We (the 301st Trans) had a number of adventures on that hill. One of my drivers left Los Al with a load that he said "felt a little heavy" (there was no scale at the Reserve Center - loads were shipped in "packages" that had been "pre-weighed"). He had a rough trip up the hill and when he started down he realized he was in trouble. To keep this from running into a dozen pages, I will just say that the boy didn't manage his braking well. He wasn't even half-way down the grade when he had fried his brakes; the truck was equipped with an air-actuated shifter that would pop out of gear if the air pressure in the truck fell below 60 psi...his did and he found himself in neutral (there is a reason truckers call it "angel gear") with no brakes and a long downhill road ahead of him. There is a Caltrans scale house at the bottom of the grade, about where highway 99 splits off from I-5. Our trucks were not normally required to go across the scalesunless we were breaking a law. The Highway Patrol officer in the scalehouse hit this truck with radar. Our driver was doing just a little less than 100 mph. The cop chased him down; ( it took a while to get the truck stopped) and brought him back to the scales. Turns out that our "package" loads were not so accurate; his truck weighed about 102, 000 pounds - just a little more than 20, 000 lbs over the maximum limit. We had to send another truck to take some of the load off...and equipment to handle it. And the driver got a real interesting ticket out of it.
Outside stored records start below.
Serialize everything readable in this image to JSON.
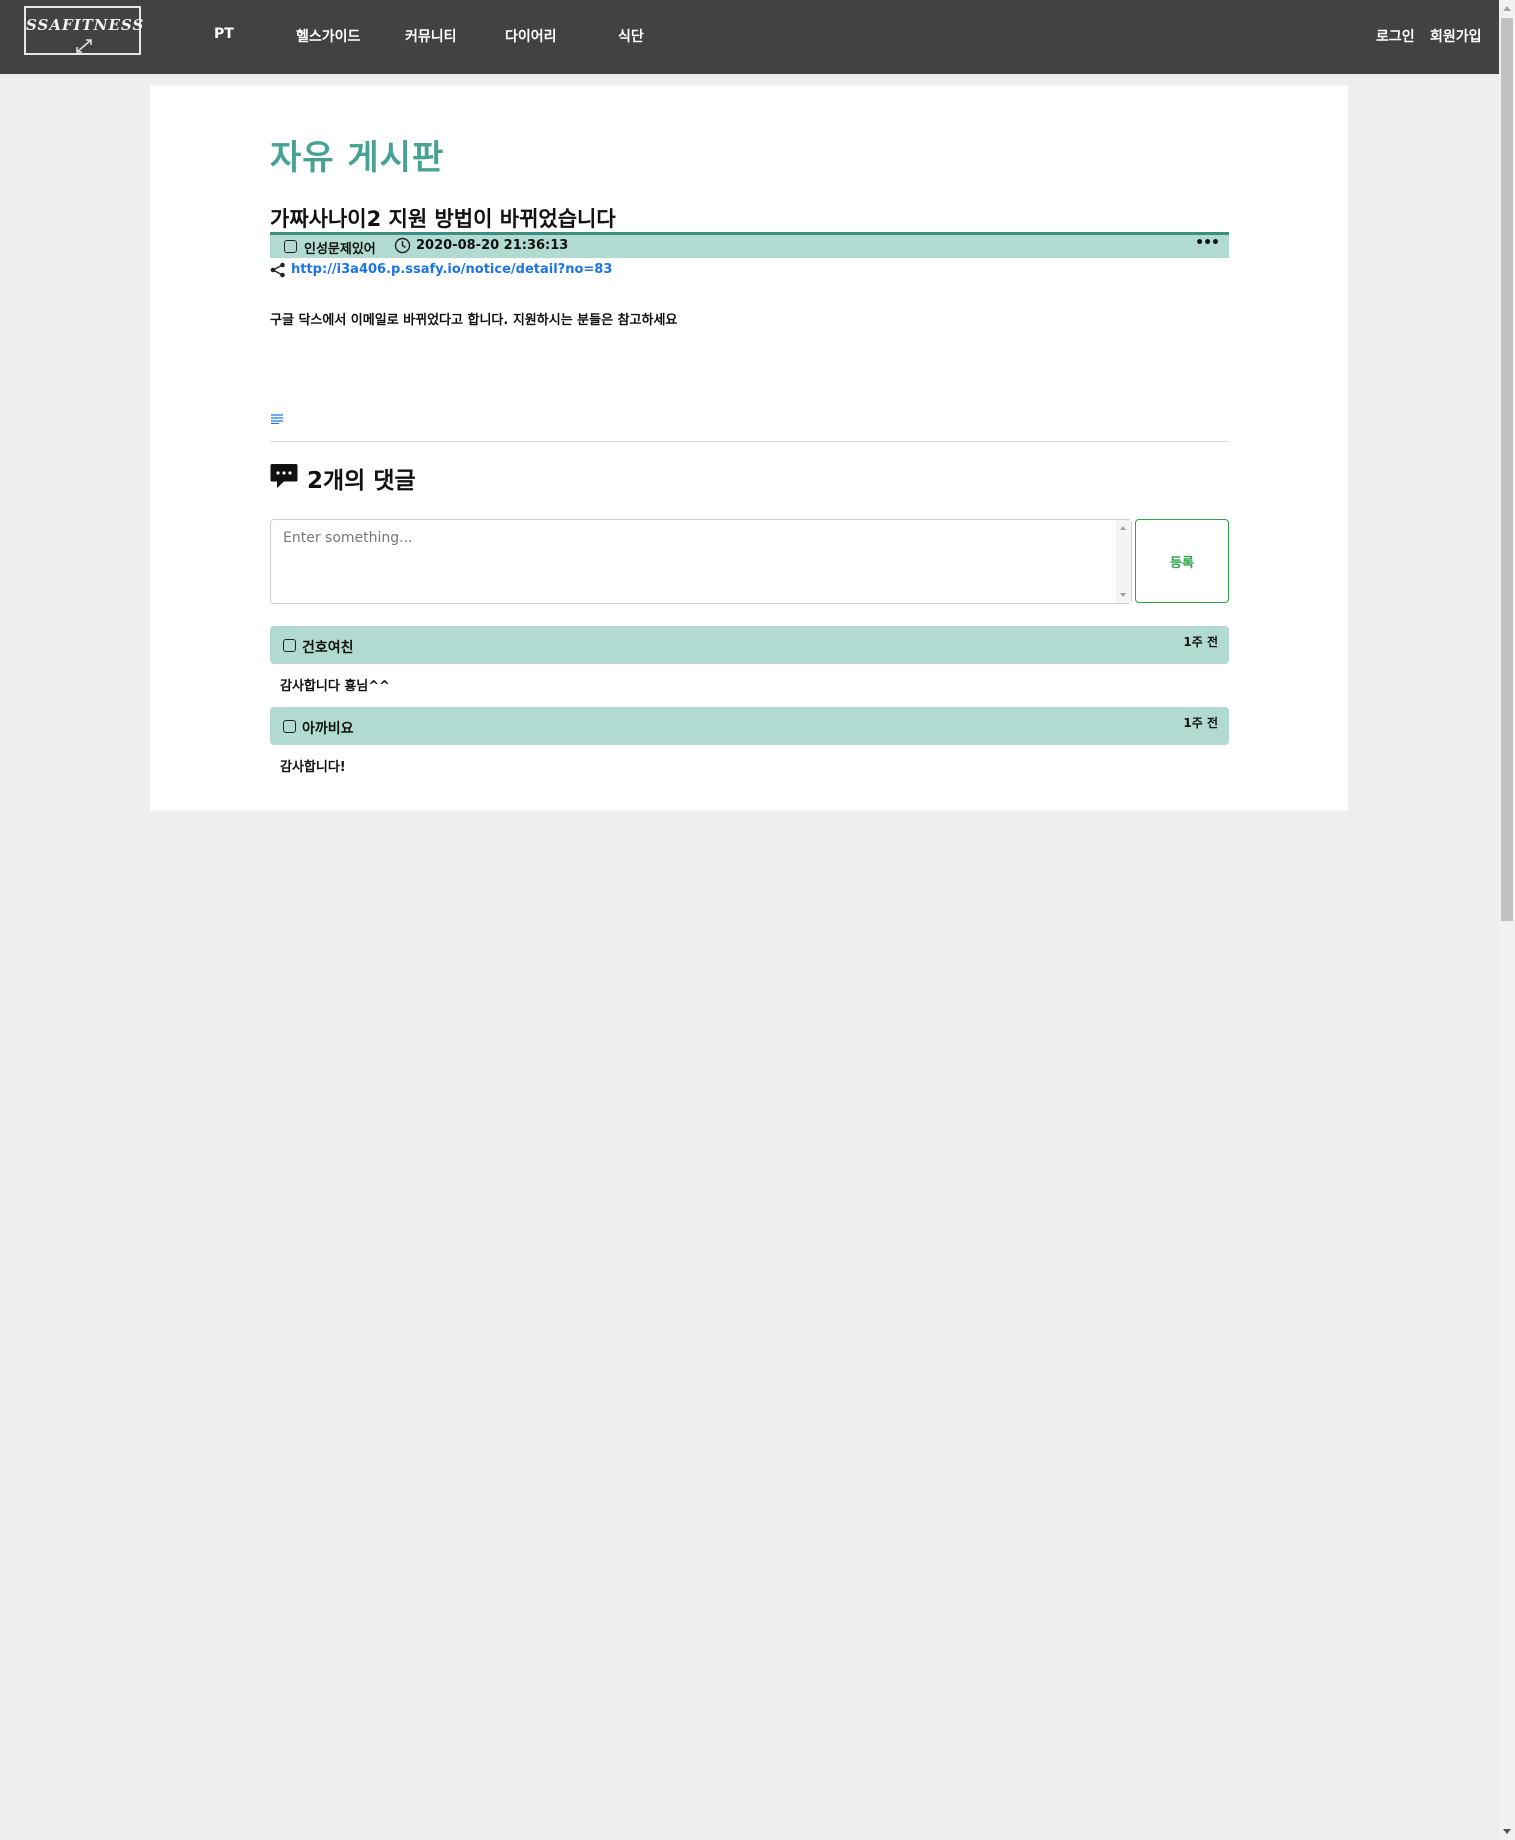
{
  "nav": {
    "logo_text": "SSAFITNESS",
    "items": [
      "PT",
      "헬스가이드",
      "커뮤니티",
      "다이어리",
      "식단"
    ],
    "login": "로그인",
    "signup": "회원가입"
  },
  "board": {
    "title": "자유 게시판"
  },
  "post": {
    "title": "가짜사나이2 지원 방법이 바뀌었습니다",
    "author": "인성문제있어",
    "date": "2020-08-20 21:36:13",
    "more": "•••",
    "link": "http://i3a406.p.ssafy.io/notice/detail?no=83",
    "body": "구글 닥스에서 이메일로 바뀌었다고 합니다. 지원하시는 분들은 참고하세요"
  },
  "comments": {
    "count_label": "2개의 댓글",
    "input_placeholder": "Enter something...",
    "submit_label": "등록",
    "items": [
      {
        "author": "건호여친",
        "time": "1주 전",
        "text": "감사합니다 횽님^^"
      },
      {
        "author": "아까비요",
        "time": "1주 전",
        "text": "감사합니다!"
      }
    ]
  },
  "colors": {
    "navbar": "#424242",
    "accent": "#46a292",
    "meta_bg": "#b1dbd1",
    "link": "#1e73e8",
    "submit": "#2ea34a",
    "page_bg": "#eeeeee"
  }
}
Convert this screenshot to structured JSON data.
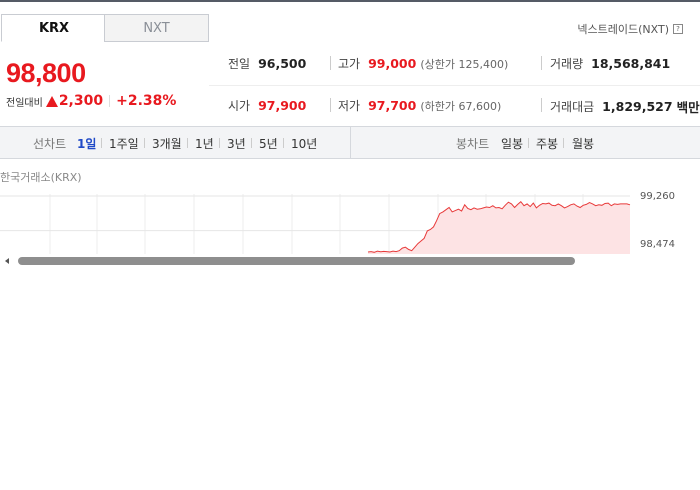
{
  "tabs": [
    {
      "label": "KRX",
      "active": true
    },
    {
      "label": "NXT",
      "active": false
    }
  ],
  "nxt_link": "넥스트레이드(NXT)",
  "price": {
    "current": "98,800",
    "change_label": "전일대비",
    "change_amount": "2,300",
    "change_rate": "+2.38%",
    "direction": "up"
  },
  "stats": {
    "prev_close": {
      "label": "전일",
      "value": "96,500"
    },
    "high": {
      "label": "고가",
      "value": "99,000",
      "limit_text": "(상한가 125,400)"
    },
    "volume": {
      "label": "거래량",
      "value": "18,568,841"
    },
    "open": {
      "label": "시가",
      "value": "97,900"
    },
    "low": {
      "label": "저가",
      "value": "97,700",
      "limit_text": "(하한가 67,600)"
    },
    "amount": {
      "label": "거래대금",
      "value": "1,829,527",
      "unit": "백만"
    }
  },
  "line_chart_periods": {
    "label": "선차트",
    "items": [
      "1일",
      "1주일",
      "3개월",
      "1년",
      "3년",
      "5년",
      "10년"
    ],
    "active": "1일"
  },
  "candle_chart_periods": {
    "label": "봉차트",
    "items": [
      "일봉",
      "주봉",
      "월봉"
    ]
  },
  "chart": {
    "title": "한국거래소(KRX)",
    "y_ticks": [
      "99,260",
      "98,474"
    ]
  },
  "colors": {
    "up": "#e8191f",
    "accent_blue": "#1f49c7",
    "chart_line": "#e83a3a",
    "chart_fill": "#fde3e4"
  },
  "chart_data": {
    "type": "area",
    "title": "",
    "ylim": [
      97900,
      99260
    ],
    "y_ticks": [
      99260,
      98474
    ],
    "y_values": [
      97990,
      98000,
      97985,
      98010,
      97995,
      98005,
      98000,
      97990,
      98010,
      98000,
      98020,
      98080,
      98100,
      98050,
      98020,
      98100,
      98180,
      98240,
      98300,
      98470,
      98500,
      98560,
      98700,
      98860,
      98900,
      98950,
      99000,
      98900,
      98930,
      98960,
      98920,
      99060,
      98980,
      98950,
      98990,
      98960,
      98970,
      98990,
      99010,
      99000,
      99040,
      98990,
      99000,
      98970,
      99050,
      99120,
      99080,
      99000,
      99070,
      99130,
      99040,
      99080,
      99020,
      99100,
      98990,
      99050,
      99090,
      99080,
      99100,
      99050,
      99040,
      99080,
      99040,
      98990,
      99020,
      99060,
      99080,
      99030,
      99000,
      99050,
      99070,
      99110,
      99080,
      99040,
      99060,
      99050,
      99090,
      99100,
      99040,
      99080,
      99070,
      99080,
      99080,
      99080,
      99060
    ]
  },
  "scrollbar": {
    "position": 0.8
  }
}
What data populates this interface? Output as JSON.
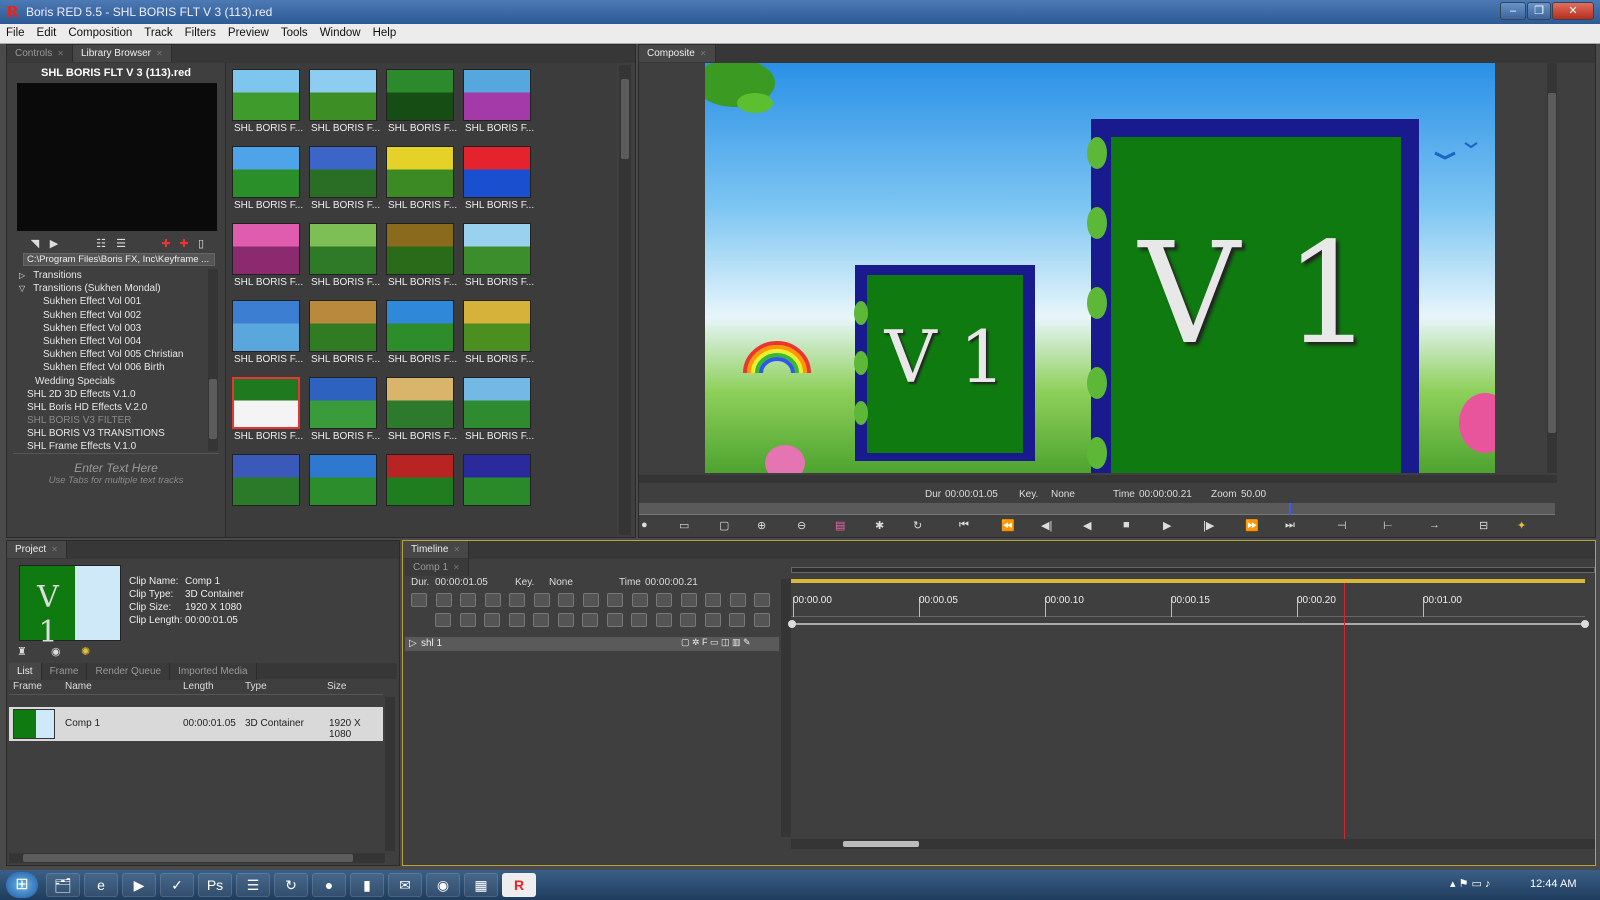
{
  "window": {
    "title": "Boris RED 5.5 - SHL BORIS FLT V 3 (113).red",
    "logo": "R",
    "controls": [
      "–",
      "❐",
      "✕"
    ]
  },
  "menu": [
    "File",
    "Edit",
    "Composition",
    "Track",
    "Filters",
    "Preview",
    "Tools",
    "Window",
    "Help"
  ],
  "library": {
    "tabs": [
      "Controls",
      "Library Browser"
    ],
    "file_title": "SHL BORIS FLT V 3 (113).red",
    "path": "C:\\Program Files\\Boris FX, Inc\\Keyframe ...",
    "tree": [
      {
        "label": "Transitions",
        "indent": 1,
        "arrow": "▷"
      },
      {
        "label": "Transitions (Sukhen Mondal)",
        "indent": 1,
        "arrow": "▽"
      },
      {
        "label": "Sukhen    Effect Vol 001",
        "indent": 3
      },
      {
        "label": "Sukhen    Effect Vol 002",
        "indent": 3
      },
      {
        "label": "Sukhen    Effect Vol 003",
        "indent": 3
      },
      {
        "label": "Sukhen    Effect Vol 004",
        "indent": 3
      },
      {
        "label": "Sukhen    Effect Vol 005 Christian",
        "indent": 3
      },
      {
        "label": "Sukhen    Effect Vol 006 Birth",
        "indent": 3
      },
      {
        "label": "Wedding Specials",
        "indent": 2
      },
      {
        "label": "SHL 2D 3D Effects V.1.0",
        "indent": 1
      },
      {
        "label": "SHL Boris HD Effects V.2.0",
        "indent": 1
      },
      {
        "label": "SHL BORIS V3 FILTER",
        "indent": 1,
        "dim": true
      },
      {
        "label": "SHL BORIS V3 TRANSITIONS",
        "indent": 1
      },
      {
        "label": "SHL Frame Effects V.1.0",
        "indent": 1
      }
    ],
    "text_placeholder": "Enter Text Here",
    "text_hint": "Use Tabs for multiple text tracks",
    "thumb_label": "SHL BORIS F...",
    "thumbs": [
      {
        "colors": [
          "#7fc6ef",
          "#3f9b2b"
        ]
      },
      {
        "colors": [
          "#8ecdf2",
          "#3d8e25"
        ]
      },
      {
        "colors": [
          "#2c8a2c",
          "#154d15"
        ]
      },
      {
        "colors": [
          "#56a7de",
          "#a33aa8"
        ]
      },
      {
        "colors": [
          "#4fa3e8",
          "#2a8f28"
        ]
      },
      {
        "colors": [
          "#3b66c8",
          "#2a6e25"
        ]
      },
      {
        "colors": [
          "#e4d228",
          "#3b8a23"
        ]
      },
      {
        "colors": [
          "#e5232e",
          "#1a4fd0"
        ]
      },
      {
        "colors": [
          "#e05cae",
          "#8c2a70"
        ]
      },
      {
        "colors": [
          "#7dbf55",
          "#2e7a26"
        ]
      },
      {
        "colors": [
          "#8a6a1c",
          "#2a6b1a"
        ]
      },
      {
        "colors": [
          "#9ad1ef",
          "#3c8e2c"
        ]
      },
      {
        "colors": [
          "#3c7fd2",
          "#5aa7de"
        ]
      },
      {
        "colors": [
          "#b98a3d",
          "#2f7c22"
        ]
      },
      {
        "colors": [
          "#2f88d8",
          "#2d8d2a"
        ]
      },
      {
        "colors": [
          "#d7b23a",
          "#4a8f20"
        ]
      },
      {
        "colors": [
          "#1f7a1f",
          "#f4f4f4"
        ]
      },
      {
        "colors": [
          "#2d63bf",
          "#3a9b3a"
        ]
      },
      {
        "colors": [
          "#d9b56b",
          "#2d7a2d"
        ]
      },
      {
        "colors": [
          "#74b8e6",
          "#2f8b2f"
        ]
      },
      {
        "colors": [
          "#3b59b8",
          "#2a7a2a"
        ]
      },
      {
        "colors": [
          "#2f78d0",
          "#2c8d2c"
        ]
      },
      {
        "colors": [
          "#b82424",
          "#1f7d1f"
        ]
      },
      {
        "colors": [
          "#2a2a9c",
          "#2a8a2a"
        ]
      }
    ],
    "selected_thumb": 16
  },
  "composite": {
    "tab": "Composite",
    "v1_text": "V 1",
    "info": {
      "dur_label": "Dur",
      "dur": "00:00:01.05",
      "key_label": "Key.",
      "key": "None",
      "time_label": "Time",
      "time": "00:00:00.21",
      "zoom_label": "Zoom",
      "zoom": "50.00"
    },
    "playhead_fraction": 0.71
  },
  "project": {
    "tab": "Project",
    "clip": {
      "name_label": "Clip Name:",
      "name": "Comp 1",
      "type_label": "Clip Type:",
      "type": "3D Container",
      "size_label": "Clip Size:",
      "size": "1920 X 1080",
      "length_label": "Clip Length:",
      "length": "00:00:01.05"
    },
    "subtabs": [
      "List",
      "Frame",
      "Render Queue",
      "Imported Media"
    ],
    "columns": [
      "Frame",
      "Name",
      "Length",
      "Type",
      "Size"
    ],
    "row": {
      "name": "Comp 1",
      "length": "00:00:01.05",
      "type": "3D Container",
      "size": "1920 X 1080"
    }
  },
  "timeline": {
    "tab": "Timeline",
    "comp_tab": "Comp 1",
    "info": {
      "dur_label": "Dur.",
      "dur": "00:00:01.05",
      "key_label": "Key.",
      "key": "None",
      "time_label": "Time",
      "time": "00:00:00.21"
    },
    "track": "shl 1",
    "ruler": [
      "00:00.00",
      "00:00.05",
      "00:00.10",
      "00:00.15",
      "00:00.20",
      "00:01.00"
    ],
    "playhead_fraction": 0.696
  },
  "taskbar": {
    "start": "⊞",
    "icons": [
      "🗂",
      "e",
      "▶",
      "✓",
      "Ps",
      "☰",
      "↻",
      "●",
      "▮",
      "✉",
      "◉",
      "▦",
      "R"
    ],
    "clock": "12:44 AM"
  }
}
There're a lot more stories about that crazy transmission arrangement; we'll explore some more of them at another time. But that wasn't the only adventure we had on the hill.
One afternoon I had the chance to take one of our trucks back to Fort Ord of some reason. We were on an exercise that covered all of southern California. We had operations going on in Riverside, Yermo, Barstow, Irwin, San Pedro, and lots of other places. Anyway, I was going up the Grapevine, slowly; it was a hot day and I was doing about thirty mph. I heard a bunch of chatter on the CB about two women coming up the hill in a convertible...and they were putting on a show. About five minutes later a sporty convertible pulled slowly around me. There were two women in it who could have been twins. Unnatural sliver blond hair, black tank tops and hot pants, shiny silver nail polish and matching lipstick. They were displaying a lot of affection for one another...I mean...a LOT...standing up in the car and well, use your imagination...they REALLY liked each other and they wanted everyone on that hill to know it. I did mentionthat the Grapevine is in California, didn't I?
It isn't the tallest pass in California. There are lots taller. Donner Pass is 7000 feet plus, Tehachapi is 3900 plus feet, Cajon Pass is 3700 and some, and there are a lot more of them. The Grapevine is only 4100 feet. But it is a challenging drive and it outfoxes a lot of drivers.
I heard the old songs recently and it made me think of the Grapevine and how it has changed over the ages and how a lot of folks who heard the Commander Cody version probably didn't have a clue what the Grapevine was or what Commander Cody meant when he said, "You've heard the story of the Hot Rod Race when the Ford and Mercury were settin' the pace. Well, that story's true, I'm here to say, 'cause I was driving that Model A